In the near future, we will remember the year 2020 for all the implications it has had on our lives. It will be remembered for both absurdity and common sense.
In Athens, Christmas is celebrated discreetly. In Greece, as in other Orthodox countries, the biggest celebration takes place around Easter.
Even so, there is Christmas. There are exchanges of gifts and families also get together. This year, however, and as in most Western countries, everything is different.
A big part of the businesses, by order of the Government, have been closed since mid-November. Restaurants and cafés can only operate on a take-away basis. Schools have also closed and there is a “curfew” between 10 pm and 5 am.
Greece, which seemed to have been spared in the first wave of Covid-19, and where we lived in apparent normality all summer, now faces a deadly second wave, already exceeding 3600 dead. It is mainly in the northern part of the country, in Macedonia, that the main sources of contagion reside, but the measures cover the whole country and are more severe in the most affected areas.
In the days leading up to Christmas, merchants were “authorized” by the government to operate on an online or telephone sales basis, with collections at the door. Confusion set in. The rules of this measure are incomprehensible and inconsistent, just as the prohibition on selling products that are not “first necessities” is incomprehensible.
Government officials have decided that sales should proceed as follows:
1. The customer chooses the item.
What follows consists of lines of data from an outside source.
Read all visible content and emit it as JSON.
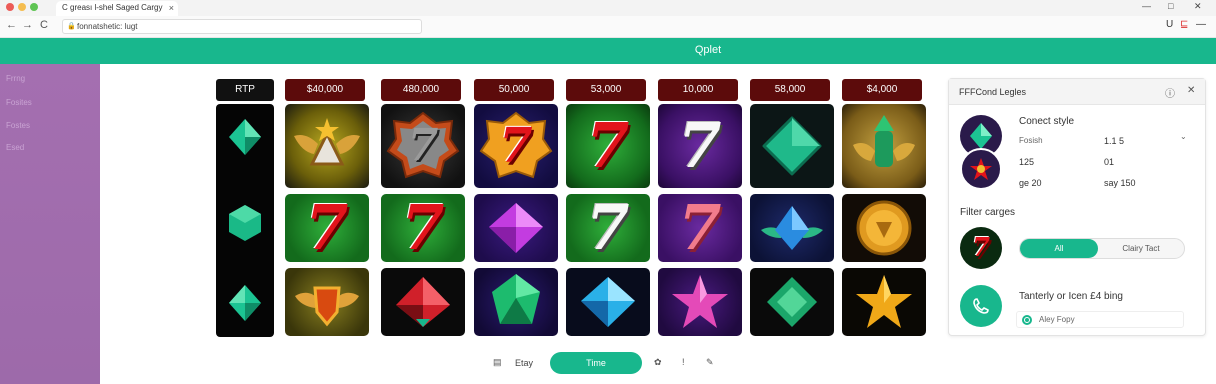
{
  "browser": {
    "tab_title": "C greası l-shel Saged Cargy",
    "tab_close": "×",
    "url": "fonnatshetic: lugt",
    "back": "←",
    "forward": "→",
    "reload": "C",
    "lock": "🔒",
    "right_icons": [
      "U",
      "⊑",
      "—"
    ],
    "win_controls": [
      "—",
      "□",
      "✕"
    ]
  },
  "header": {
    "title": "Qplet"
  },
  "sidebar": {
    "items": [
      "Frrng",
      "Fosites",
      "Fostes",
      "Esed"
    ]
  },
  "reels": {
    "rtp_label": "RTP",
    "columns": [
      "$40,000",
      "480,000",
      "50,000",
      "53,000",
      "10,000",
      "58,000",
      "$4,000"
    ]
  },
  "toolbar": {
    "calendar_icon": "▤",
    "label_left": "Etay",
    "time_button": "Time",
    "icons": [
      "✿",
      "!",
      "✎"
    ]
  },
  "panel": {
    "title": "FFFCond Legles",
    "info_icon": "ⓘ",
    "close_icon": "✕",
    "section1_heading": "Conect style",
    "row1_label": "Fosish",
    "row1_value": "1.1 5",
    "chevron": "⌄",
    "row2_left": "125",
    "row2_right": "01",
    "row3_left": "ge 20",
    "row3_right": "say 150",
    "section2_heading": "Filter carges",
    "seg_on": "All",
    "seg_off": "Clairy Tact",
    "section3_heading": "Tanterly or Icen £4 bing",
    "radio_label": "Aley Fopy"
  },
  "colors": {
    "accent": "#18b78d",
    "header_bar": "#18b78d",
    "sidebar": "#a46fb0",
    "column_header": "#5c0b0b"
  }
}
This choice can be made on the store’s website or in-person (in the storefront for example);
2. The customer makes payment by electronic means;
3. The shopkeeper sends an SMS confirming that he can pick up the item;
4. If you have not paid online, you can pay directly to the store owner, EXCLUSIVELY by credit card or electronic.
While walking on one of the streets, I decided to buy a pair of Christmas socks to offer. I chose some that were on display in the store window and asked the shopkeeper to put them in a gift bag. So far everything has worked normally and with the proper distance and hygiene. But it is when I intend to make the payment that comes to the fore how governments impose stupid and illogical measures beyond potentially illegal and unconstitutional.
Because I only brought money with me, I tried to pay for the purchase. The shopkeeper refused. He refused and even showed fear when seeing the ludicrous cash in my hands. He said that he can only accept cards because the government does not allow cash payments in this exceptional anti-covid “system”.
In addition, I would have to provide him with my cell phone number to “simulate” that the purchase had been made online, with the shopkeeper sending an SMS (with me right there in front of him) so I can go and pick-up the purchase. In other words, traders are obliged to “simulate” that they are open, and they have to find “smart” ways to get around the stupid rules imposed by the government. As I had no cards with me, I had to cancel the purchase and the merchant was left without another sale especially at this time of the year that it is irretrievably lost.
I tried to buy from other shops, and they all refused payment in cash, not for fear of Covid-19, but for fear of the absurdly high fines that inspectors and police are imposing on many businessmen and traders. Fines for being open, fines for selling unauthorized products like toys and kitchen appliances, fines for accepting money, fines for all tastes.
Similar situations occur in other countries. In the United Kingdom, for example, there are reports of businesses’ refusal to accept notes and coins as payment, which has left many people without access to essential goods. Pharmacies, supermarkets, sundries, demand electronic payments, prohibit physical money and citizens are at a loss as to what to do, especially the most vulnerable and less privileged classes without access to credit cards or bank accounts.
This is just one example of how the pandemic is being used to force disruptions in society. It is not a new topic. Governments have been trying for years to promote the idea of a “cashless” society in which all transactions are digital. I recall that in China, for example, it is not uncommon for fake money to come out of ATMs.
But, as in other times, it will be the citizens who will find alternatives and implement smart solutions to deal with the new realities. In more troubled times in the past, some cities and communities launched their own currencies, for example. There will always be a solution.
Though it remains unclear why some government officials are “putting pressure” on the most fragile layers of society, especially the elderly, who are already the main victims of Covid-19. If there is dirty money circulating in this world, theirs will certainly not be the most worrying.